___ Data provided
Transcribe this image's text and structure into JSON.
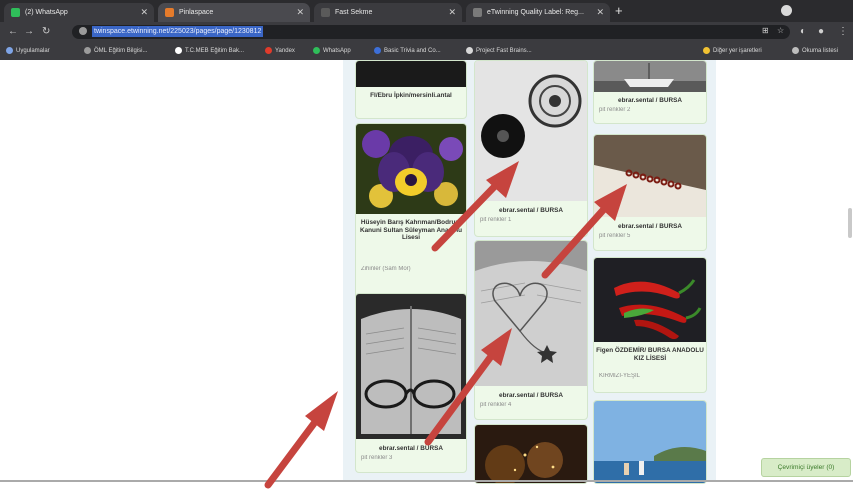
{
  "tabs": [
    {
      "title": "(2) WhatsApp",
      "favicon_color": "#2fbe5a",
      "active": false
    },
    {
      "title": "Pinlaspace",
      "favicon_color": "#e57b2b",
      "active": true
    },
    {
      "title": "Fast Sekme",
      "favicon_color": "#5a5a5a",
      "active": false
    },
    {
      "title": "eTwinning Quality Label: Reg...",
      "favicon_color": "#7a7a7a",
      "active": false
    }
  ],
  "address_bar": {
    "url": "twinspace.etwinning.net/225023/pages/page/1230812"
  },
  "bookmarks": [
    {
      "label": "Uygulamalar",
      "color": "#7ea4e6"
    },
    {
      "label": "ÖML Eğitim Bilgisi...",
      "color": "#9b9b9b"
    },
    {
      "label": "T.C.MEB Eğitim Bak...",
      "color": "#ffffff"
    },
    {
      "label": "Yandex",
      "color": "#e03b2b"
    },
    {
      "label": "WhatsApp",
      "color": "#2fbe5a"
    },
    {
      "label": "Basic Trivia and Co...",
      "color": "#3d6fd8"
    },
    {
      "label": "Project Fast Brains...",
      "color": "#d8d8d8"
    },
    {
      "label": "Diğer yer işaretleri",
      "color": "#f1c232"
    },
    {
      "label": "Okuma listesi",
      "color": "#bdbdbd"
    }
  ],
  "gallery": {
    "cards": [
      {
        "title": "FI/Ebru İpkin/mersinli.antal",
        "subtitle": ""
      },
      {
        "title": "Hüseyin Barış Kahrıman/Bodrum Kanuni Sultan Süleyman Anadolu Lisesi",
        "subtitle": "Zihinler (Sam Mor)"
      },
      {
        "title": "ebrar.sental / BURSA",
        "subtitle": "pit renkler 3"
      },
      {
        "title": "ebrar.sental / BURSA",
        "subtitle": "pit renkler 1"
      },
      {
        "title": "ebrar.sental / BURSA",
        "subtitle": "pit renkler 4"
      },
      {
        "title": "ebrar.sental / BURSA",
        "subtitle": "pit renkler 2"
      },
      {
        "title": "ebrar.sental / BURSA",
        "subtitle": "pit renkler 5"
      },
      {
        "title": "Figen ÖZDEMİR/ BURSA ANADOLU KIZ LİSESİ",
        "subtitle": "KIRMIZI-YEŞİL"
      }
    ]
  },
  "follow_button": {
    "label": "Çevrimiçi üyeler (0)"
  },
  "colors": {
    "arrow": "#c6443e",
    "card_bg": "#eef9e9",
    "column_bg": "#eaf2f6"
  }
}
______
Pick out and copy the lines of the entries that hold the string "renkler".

        "subtitle": "pit renkler 3"
        "subtitle": "pit renkler 1"
        "subtitle": "pit renkler 4"
        "subtitle": "pit renkler 2"
        "subtitle": "pit renkler 5"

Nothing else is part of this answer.